As if to emphasise the artifice of location
the town’s outskirts barely serve as that:
the stillness of things happening elsewhere.
Bales of shade stacked under the long verandahs.
Children from the station-wagons ticking by the kiosk
cling like aphids to a submarine that rears
above the carpark, heading out to where
cows are consulting the stringybarks.
Heat rises like fumes from bowsers, the brick
bulk of the Boys’ Club. A straw baker
slumps against yesterday’s blackboard specials.
Between the antiques emporium and the stock agent,
the hotel, propped high on its forepaws,
watches the fences behind the mechanics’ institute
scraping paddocks into stubbled schemes.
Willows lean in veteran etiquette towards
an advertisement for tea that occupies the whole side of a house,
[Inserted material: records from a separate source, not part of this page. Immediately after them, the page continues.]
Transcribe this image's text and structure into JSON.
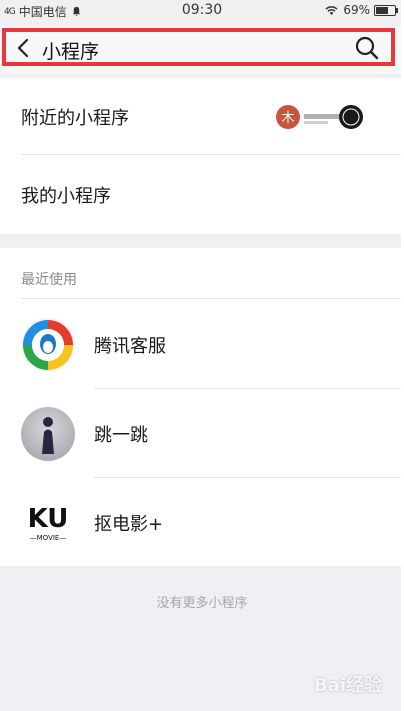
{
  "status_bar": {
    "signal": "4G",
    "carrier": "中国电信",
    "time": "09:30",
    "battery": "69%",
    "battery_level": 0.69,
    "icons": [
      "signal-icon",
      "notification-bell-icon",
      "wifi-icon",
      "battery-icon"
    ]
  },
  "nav": {
    "title": "小程序",
    "back_icon": "chevron-left-icon",
    "search_icon": "search-icon",
    "highlight_color": "#e8383d"
  },
  "menu": {
    "nearby": "附近的小程序",
    "mine": "我的小程序"
  },
  "recent": {
    "header": "最近使用",
    "apps": [
      {
        "name": "腾讯客服",
        "icon": "tencent-service-logo-icon"
      },
      {
        "name": "跳一跳",
        "icon": "jump-game-avatar-icon"
      },
      {
        "name": "抠电影+",
        "icon": "ku-movie-logo-icon"
      }
    ]
  },
  "ku_logo": {
    "main": "KU",
    "sub": "—MOVIE—"
  },
  "no_more": "没有更多小程序",
  "watermark": "Bai经验"
}
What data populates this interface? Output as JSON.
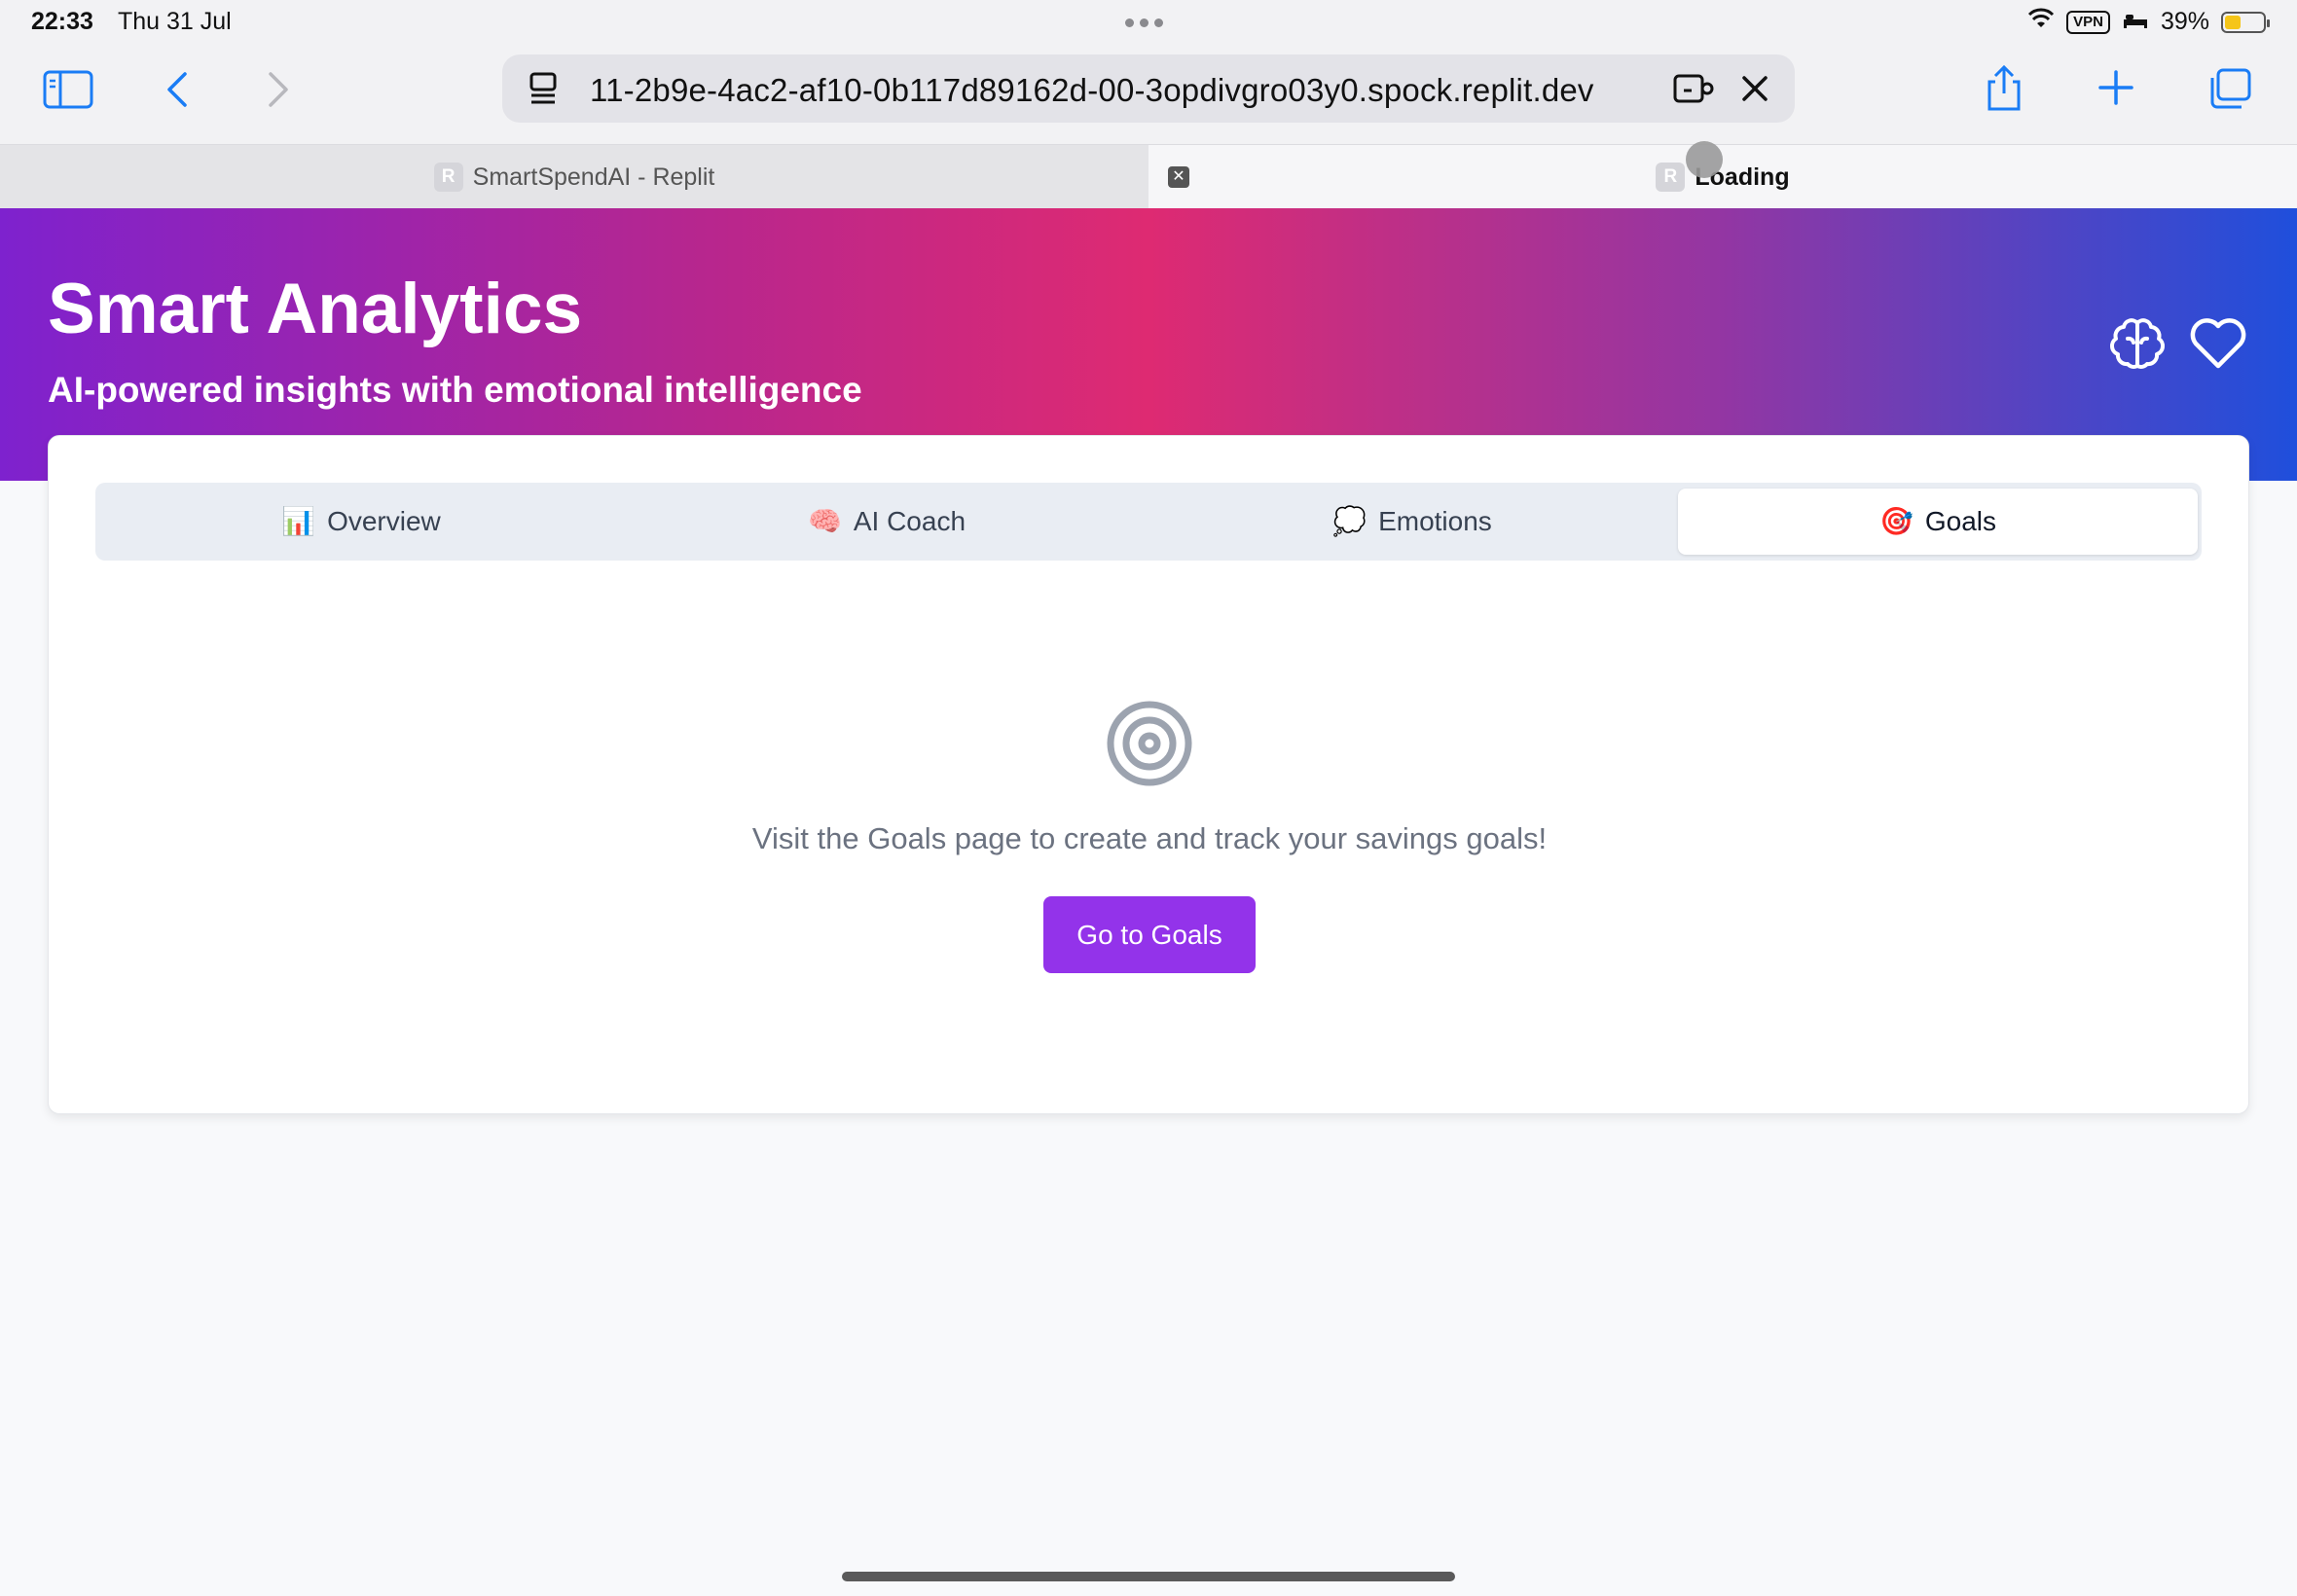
{
  "status_bar": {
    "time": "22:33",
    "date": "Thu 31 Jul",
    "vpn": "VPN",
    "battery": "39%"
  },
  "browser": {
    "url": "11-2b9e-4ac2-af10-0b117d89162d-00-3opdivgro03y0.spock.replit.dev",
    "tabs": [
      {
        "favicon": "R",
        "title": "SmartSpendAI - Replit"
      },
      {
        "favicon": "R",
        "title": "Loading"
      }
    ]
  },
  "header": {
    "title": "Smart Analytics",
    "subtitle": "AI-powered insights with emotional intelligence"
  },
  "tabs": [
    {
      "emoji": "📊",
      "label": "Overview"
    },
    {
      "emoji": "🧠",
      "label": "AI Coach"
    },
    {
      "emoji": "💭",
      "label": "Emotions"
    },
    {
      "emoji": "🎯",
      "label": "Goals"
    }
  ],
  "active_tab": "Goals",
  "goals_panel": {
    "message": "Visit the Goals page to create and track your savings goals!",
    "button_label": "Go to Goals"
  },
  "colors": {
    "accent": "#9333ea",
    "gradient": [
      "#7e22ce",
      "#de2a72",
      "#1f4fdc"
    ],
    "browser_accent": "#1a7cf5"
  }
}
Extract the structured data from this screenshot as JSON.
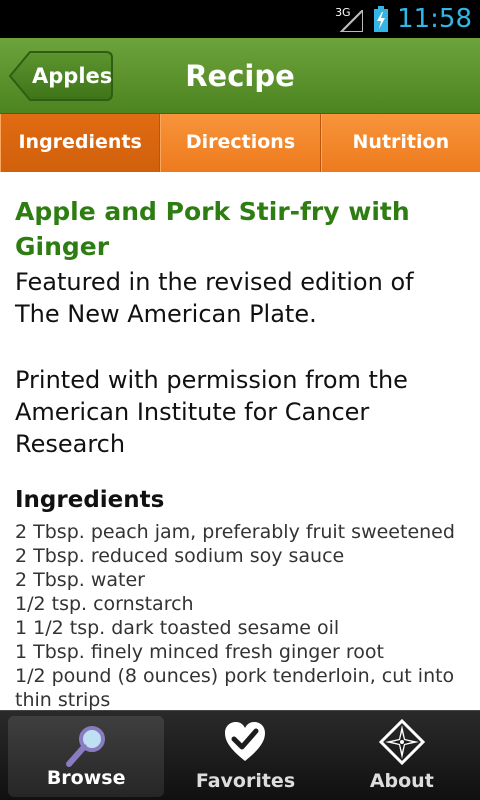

confident as its era of brown satchels labourers used to carry for their lunch,
bands on shunters’ fedoras.
If we no longer see miracles performed, it may be
because we no longer haggle with divinities.
My grandfather, believing the sun had to shine
on its birthday, at least once, always saw it shine
on a Thursday, and here it is! A monstrance for the route
sharp and high as the lovely, keen places
of the mind, as if the sky were a mirror, shattering
in the sparks from a welder’s torch that flare
from a dark doorway.
Look around, look up:
the sun ploughs the absurdities of destination
and departure, becomes a rotunda, a point
to the highway’s exclamation mark.
In the rear-view mirror, the stars are wound
from west to east, a glimpse of thunderclouds
shucked like a tarpaulin from the distant ranges
as if the sky had frayed
revealing what was
and what is to be
San Pedro River Review, August 2011